Records supplied
•••
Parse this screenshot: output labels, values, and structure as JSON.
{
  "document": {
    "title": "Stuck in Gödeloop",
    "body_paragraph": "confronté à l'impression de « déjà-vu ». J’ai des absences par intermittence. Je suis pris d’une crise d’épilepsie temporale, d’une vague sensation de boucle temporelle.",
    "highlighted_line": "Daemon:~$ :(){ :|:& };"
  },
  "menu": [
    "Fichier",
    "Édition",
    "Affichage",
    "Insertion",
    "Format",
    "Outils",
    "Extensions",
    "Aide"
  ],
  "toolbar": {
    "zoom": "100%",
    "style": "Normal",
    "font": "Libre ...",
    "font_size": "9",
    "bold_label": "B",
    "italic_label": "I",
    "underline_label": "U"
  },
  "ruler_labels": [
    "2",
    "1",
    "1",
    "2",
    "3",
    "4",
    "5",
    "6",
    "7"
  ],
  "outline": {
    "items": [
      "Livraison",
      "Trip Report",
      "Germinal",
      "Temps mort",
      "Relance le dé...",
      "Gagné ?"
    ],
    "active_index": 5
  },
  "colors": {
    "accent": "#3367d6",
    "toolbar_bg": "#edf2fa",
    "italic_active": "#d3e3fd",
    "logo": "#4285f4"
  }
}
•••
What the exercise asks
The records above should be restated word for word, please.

Output for this task
Parse this screenshot: output labels, values, and structure as JSON.
{
  "document": {
    "title": "Stuck in Gödeloop",
    "body_paragraph": "confronté à l'impression de « déjà-vu ». J’ai des absences par intermittence. Je suis pris d’une crise d’épilepsie temporale, d’une vague sensation de boucle temporelle.",
    "highlighted_line": "Daemon:~$ :(){ :|:& };"
  },
  "menu": [
    "Fichier",
    "Édition",
    "Affichage",
    "Insertion",
    "Format",
    "Outils",
    "Extensions",
    "Aide"
  ],
  "toolbar": {
    "zoom": "100%",
    "style": "Normal",
    "font": "Libre ...",
    "font_size": "9",
    "bold_label": "B",
    "italic_label": "I",
    "underline_label": "U"
  },
  "ruler_labels": [
    "2",
    "1",
    "1",
    "2",
    "3",
    "4",
    "5",
    "6",
    "7"
  ],
  "outline": {
    "items": [
      "Livraison",
      "Trip Report",
      "Germinal",
      "Temps mort",
      "Relance le dé...",
      "Gagné ?"
    ],
    "active_index": 5
  },
  "colors": {
    "accent": "#3367d6",
    "toolbar_bg": "#edf2fa",
    "italic_active": "#d3e3fd",
    "logo": "#4285f4"
  }
}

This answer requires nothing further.